Assignment |
Find every line in the records below that contains the word "Wiener", and copy each such line.

Extracted material |
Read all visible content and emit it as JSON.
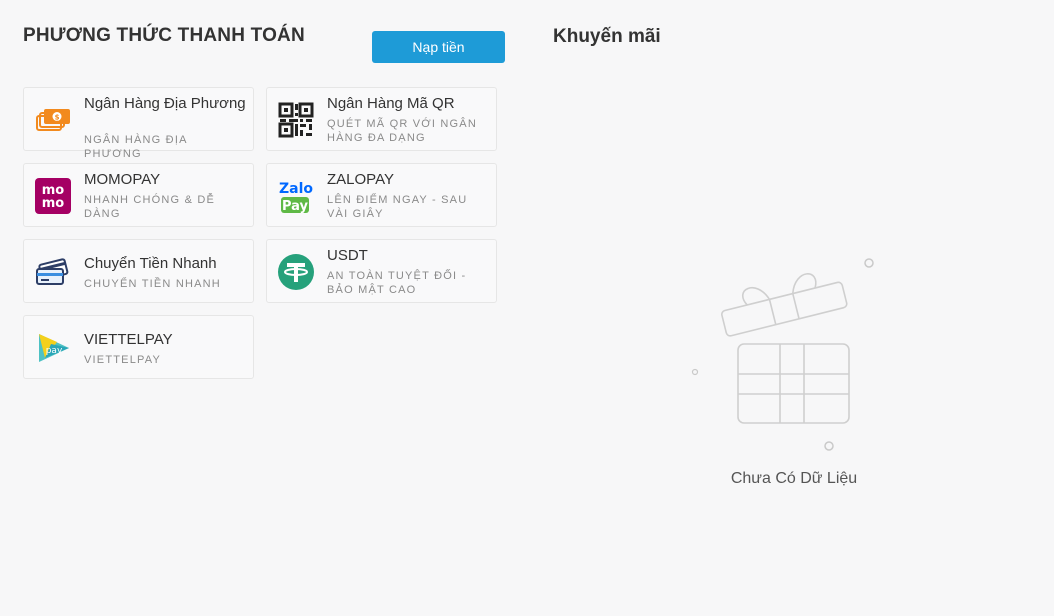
{
  "payment": {
    "title": "PHƯƠNG THỨC THANH TOÁN",
    "deposit_label": "Nạp tiền",
    "methods": [
      {
        "name": "Ngân Hàng Địa Phương",
        "desc": "NGÂN HÀNG ĐỊA PHƯƠNG",
        "icon": "local-bank-icon"
      },
      {
        "name": "Ngân Hàng Mã QR",
        "desc": "QUÉT MÃ QR VỚI NGÂN HÀNG ĐA DẠNG",
        "icon": "qr-code-icon"
      },
      {
        "name": "MOMOPAY",
        "desc": "NHANH CHÓNG & DỄ DÀNG",
        "icon": "momo-icon"
      },
      {
        "name": "ZALOPAY",
        "desc": "LÊN ĐIỂM NGAY - SAU VÀI GIÂY",
        "icon": "zalopay-icon"
      },
      {
        "name": "Chuyển Tiền Nhanh",
        "desc": "CHUYỂN TIỀN NHANH",
        "icon": "cards-icon"
      },
      {
        "name": "USDT",
        "desc": "AN TOÀN TUYỆT ĐỐI - BẢO MẬT CAO",
        "icon": "tether-icon"
      },
      {
        "name": "VIETTELPAY",
        "desc": "VIETTELPAY",
        "icon": "viettelpay-icon"
      }
    ]
  },
  "promo": {
    "title": "Khuyến mãi",
    "empty_text": "Chưa Có Dữ Liệu",
    "empty_icon": "gift-box-icon"
  },
  "icon_text": {
    "momo_top": "mo",
    "momo_bottom": "mo",
    "zalo_top": "Zalo",
    "zalo_bottom": "Pay",
    "viettel": "pay"
  },
  "colors": {
    "accent": "#1e9bd7",
    "momo": "#a50064",
    "zalo": "#0068ff",
    "zalo_green": "#5fb946",
    "tether": "#26a17b",
    "bank_orange": "#f28a1e"
  }
}
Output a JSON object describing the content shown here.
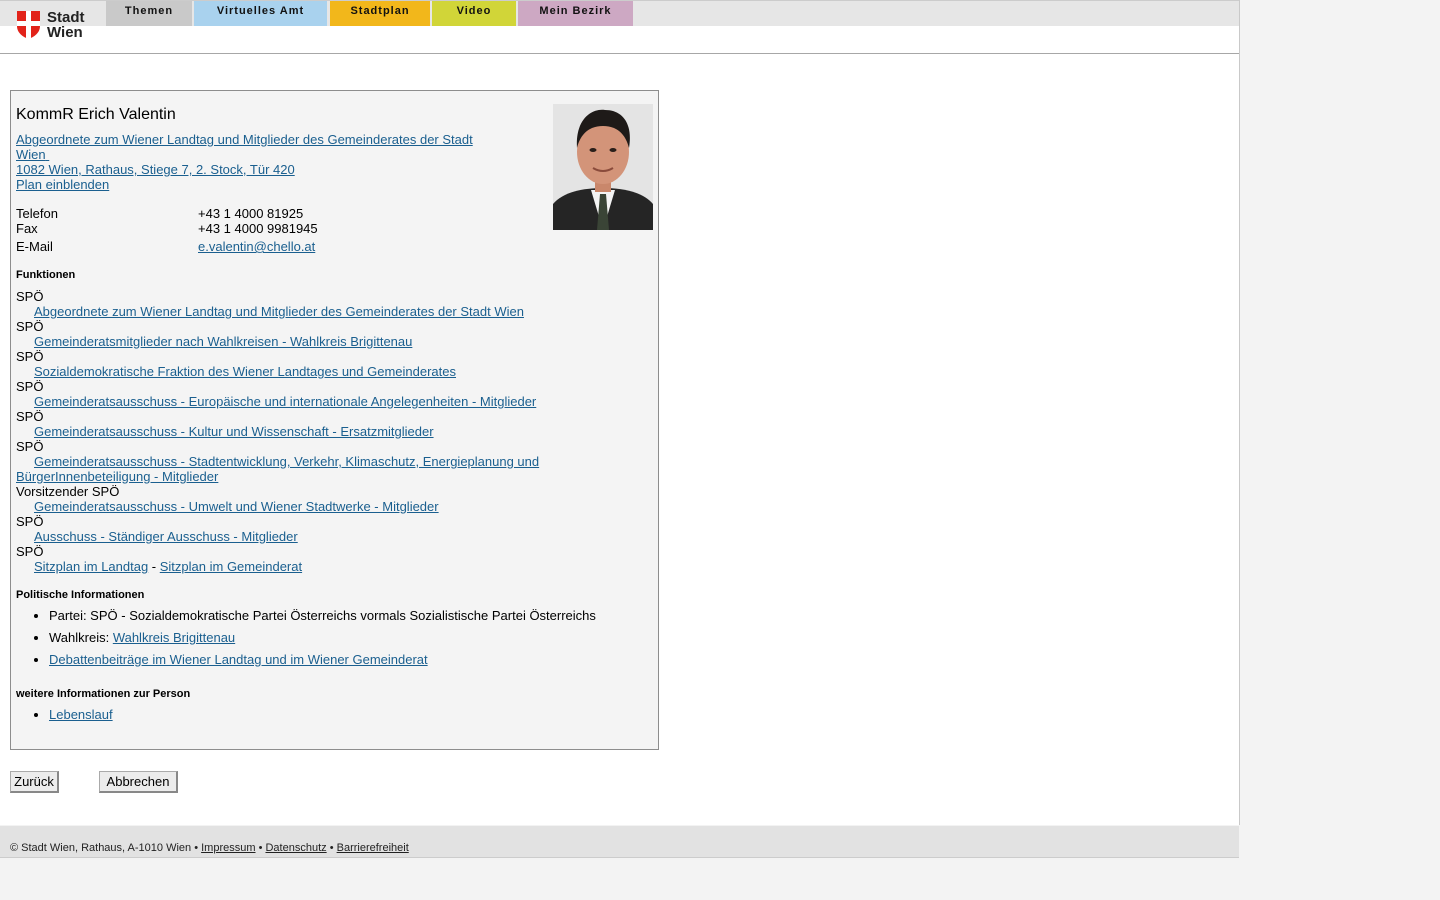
{
  "header": {
    "logo_text_line1": "Stadt",
    "logo_text_line2": "Wien",
    "nav": [
      {
        "label": "Themen",
        "color": "#c9c9c9"
      },
      {
        "label": "Virtuelles Amt",
        "color": "#a9d2ee"
      },
      {
        "label": "Stadtplan",
        "color": "#f2b71b"
      },
      {
        "label": "Video",
        "color": "#d1d538"
      },
      {
        "label": "Mein Bezirk",
        "color": "#cda8c3"
      }
    ]
  },
  "person": {
    "name": "KommR Erich Valentin",
    "role_link_line1": "Abgeordnete zum Wiener Landtag und Mitglieder des Gemeinderates der Stadt",
    "role_link_line2": "Wien",
    "address_link": "1082 Wien, Rathaus, Stiege 7, 2. Stock, Tür 420",
    "plan_link": "Plan einblenden",
    "contacts": {
      "phone_label": "Telefon",
      "phone_value": "+43 1 4000 81925",
      "fax_label": "Fax",
      "fax_value": "+43 1 4000 9981945",
      "email_label": "E-Mail",
      "email_value": "e.valentin@chello.at"
    }
  },
  "functions": {
    "heading": "Funktionen",
    "items": [
      {
        "party": "SPÖ",
        "link": "Abgeordnete zum Wiener Landtag und Mitglieder des Gemeinderates der Stadt Wien"
      },
      {
        "party": "SPÖ",
        "link": "Gemeinderatsmitglieder nach Wahlkreisen - Wahlkreis Brigittenau"
      },
      {
        "party": "SPÖ",
        "link": "Sozialdemokratische Fraktion des Wiener Landtages und Gemeinderates"
      },
      {
        "party": "SPÖ",
        "link": "Gemeinderatsausschuss - Europäische und internationale Angelegenheiten - Mitglieder"
      },
      {
        "party": "SPÖ",
        "link": "Gemeinderatsausschuss - Kultur und Wissenschaft - Ersatzmitglieder"
      },
      {
        "party": "SPÖ",
        "link": "Gemeinderatsausschuss - Stadtentwicklung, Verkehr, Klimaschutz, Energieplanung und BürgerInnenbeteiligung - Mitglieder"
      },
      {
        "party": "Vorsitzender SPÖ",
        "link": "Gemeinderatsausschuss - Umwelt und Wiener Stadtwerke - Mitglieder"
      },
      {
        "party": "SPÖ",
        "link": "Ausschuss - Ständiger Ausschuss - Mitglieder"
      }
    ],
    "last_party": "SPÖ",
    "seat_landtag": "Sitzplan im Landtag",
    "seat_separator": " - ",
    "seat_gemeinderat": "Sitzplan im Gemeinderat"
  },
  "political": {
    "heading": "Politische Informationen",
    "party_text": "Partei: SPÖ - Sozialdemokratische Partei Österreichs vormals Sozialistische Partei Österreichs",
    "wahlkreis_label": "Wahlkreis: ",
    "wahlkreis_link": "Wahlkreis Brigittenau",
    "debate_link": "Debattenbeiträge im Wiener Landtag und im Wiener Gemeinderat"
  },
  "more": {
    "heading": "weitere Informationen zur Person",
    "cv_link": "Lebenslauf"
  },
  "buttons": {
    "back": "Zurück",
    "cancel": "Abbrechen"
  },
  "footer": {
    "copyright": "© Stadt Wien, Rathaus, A-1010 Wien • ",
    "impressum": "Impressum",
    "sep1": " • ",
    "datenschutz": "Datenschutz",
    "sep2": " • ",
    "barrierefreiheit": "Barrierefreiheit"
  }
}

Solution to this task |
    "role_link_line1": "Abgeordnete zum Wiener Landtag und Mitglieder des Gemeinderates der Stadt",
        "link": "Abgeordnete zum Wiener Landtag und Mitglieder des Gemeinderates der Stadt Wien"
        "link": "Sozialdemokratische Fraktion des Wiener Landtages und Gemeinderates"
        "link": "Gemeinderatsausschuss - Umwelt und Wiener Stadtwerke - Mitglieder"
    "debate_link": "Debattenbeiträge im Wiener Landtag und im Wiener Gemeinderat"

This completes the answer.